Based on the basic concept of the method, the snowmelt module of the SWAT model is as follows (time interval is daily):
Here, SNOmlt is the amount of snowmelt (mm H2O), is the melt factor (mm H2O/day-°C), and is the fraction of the hydrological response unit (HRU) area covered by snow. The HRU is divided by using land use and soil types in each subbasin. The HRU is the simulated unit in the SWAT model; the simulation of water budget in SWAT is based on the HRU. is snow pack temperature (°C), is maximum (°C), and is the base temperature above which snowmelt is allowed (°C). allows seasonal variation with maximum and minimum values occurring on the summer and winter solstices. allows nonuniform snow cover caused by factors such as shading, land cover, and topography.
Here, is snow pack temperature on a given day (°C), is snow pack temperature on the previous day (°C), is snow temperature lag, and is mean on a given day. In SWAT model, the is the arithmetic mean value of daily maximum and minimum .
3.4. Model Calibration and Evaluation
To evaluate different input datasets influences on SWAT model snowmelt simulation, we conducted hydrological simulations under two different scenarios: (1) Elev, which used the original data with elevation band method; (2) New, which used the newly created data based on the LST-LST method without elevation bands. For other settings such as watershed delineations, HRU generations, input data (except ), and initial range of calibration parameters, we keep them the same for all different scenarios in each test basin.
Model parameters were calibrated using the Sequential Uncertainty Fitting Version 2 (SUFI-2) method . Table 7 lists the calibration parameters for each scenario. is only included in the Elev scenario. Two different parameter sets were constructed for testing the performance of each scenario. One is the so-called “the least parameters setting” and the other is “complete parameters setting.”
|Elev scenario is elevation bands combined with the original monitoring air temperature data scenario, and New scenario is the newly created air temperature data. V means the true value of the parameter and R means the relative range of the original parameter.|
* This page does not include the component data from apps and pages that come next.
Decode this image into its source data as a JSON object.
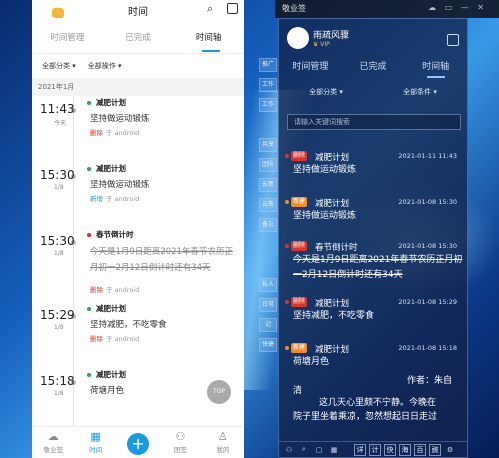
{
  "phone": {
    "title": "时间",
    "tabs": [
      "时间管理",
      "已完成",
      "时间轴"
    ],
    "filters": [
      "全部分类 ▾",
      "全部操作 ▾"
    ],
    "month": "2021年1月",
    "entries": [
      {
        "time": "11:43",
        "date": "今天",
        "title": "减肥计划",
        "content": "坚持做运动锻炼",
        "action": "删除",
        "source": "于 android",
        "bullet": "#2fa84f",
        "strike": false
      },
      {
        "time": "15:30",
        "date": "1/8",
        "title": "减肥计划",
        "content": "坚持做运动锻炼",
        "action": "新增",
        "source": "于 android",
        "bullet": "#2fa84f",
        "strike": false
      },
      {
        "time": "15:30",
        "date": "1/8",
        "title": "春节倒计时",
        "content": "今天是1月9日距离2021年春节农历正月初一2月12日倒计时还有34天",
        "action": "删除",
        "source": "于 android",
        "bullet": "#d9342b",
        "strike": true
      },
      {
        "time": "15:29",
        "date": "1/8",
        "title": "减肥计划",
        "content": "坚持减肥，不吃零食",
        "action": "删除",
        "source": "于 android",
        "bullet": "#2fa84f",
        "strike": false
      },
      {
        "time": "15:18",
        "date": "1/8",
        "title": "减肥计划",
        "content": "荷塘月色",
        "action": "",
        "source": "",
        "bullet": "#2fa84f",
        "strike": false
      }
    ],
    "top_button": "TOP",
    "nav": [
      "敬业签",
      "时间",
      "",
      "团签",
      "我的"
    ]
  },
  "widget": {
    "taskbar_app": "敬业签",
    "taskbar_icons": "☁ ▭ — ✕",
    "user_name": "雨疏风骤",
    "vip": "♛ VIP",
    "tabs": [
      "时间管理",
      "已完成",
      "时间轴"
    ],
    "filters": [
      "全部分类 ▾",
      "全部条件 ▾"
    ],
    "search_placeholder": "请输入关键词搜索",
    "entries": [
      {
        "badge": "删除",
        "badge_color": "#d9342b",
        "bullet": "#d9342b",
        "title": "减肥计划",
        "date": "2021-01-11 11:43",
        "content": "坚持做运动锻炼",
        "strike": false
      },
      {
        "badge": "新建",
        "badge_color": "#f08c2a",
        "bullet": "#f08c2a",
        "title": "减肥计划",
        "date": "2021-01-08 15:30",
        "content": "坚持做运动锻炼",
        "strike": false
      },
      {
        "badge": "删除",
        "badge_color": "#d9342b",
        "bullet": "#d9342b",
        "title": "春节倒计时",
        "date": "2021-01-08 15:30",
        "content": "今天是1月9日距离2021年春节农历正月初一2月12日倒计时还有34天",
        "strike": true
      },
      {
        "badge": "删除",
        "badge_color": "#d9342b",
        "bullet": "#d9342b",
        "title": "减肥计划",
        "date": "2021-01-08 15:29",
        "content": "坚持减肥，不吃零食",
        "strike": false
      },
      {
        "badge": "新建",
        "badge_color": "#f08c2a",
        "bullet": "#f08c2a",
        "title": "减肥计划",
        "date": "2021-01-08 15:18",
        "content": "荷塘月色",
        "strike": false
      }
    ],
    "poem_line1": "清",
    "poem_author": "作者：朱自",
    "poem_line2": "这几天心里颇不宁静。今晚在",
    "poem_line3": "院子里坐着乘凉，忽然想起日日走过",
    "bottom_buttons": [
      "详",
      "计",
      "快",
      "海",
      "百",
      "豌"
    ],
    "side_tabs": [
      "推广",
      "工作",
      "工作",
      "共享",
      "团队",
      "云笔",
      "云笔",
      "备忘",
      "私人",
      "日常",
      "记",
      "快捷"
    ]
  }
}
For the least parameters setting, to test the performance of two different datasets, we fixed the values of parameters that might significantly influence snowmelt simulations; that is,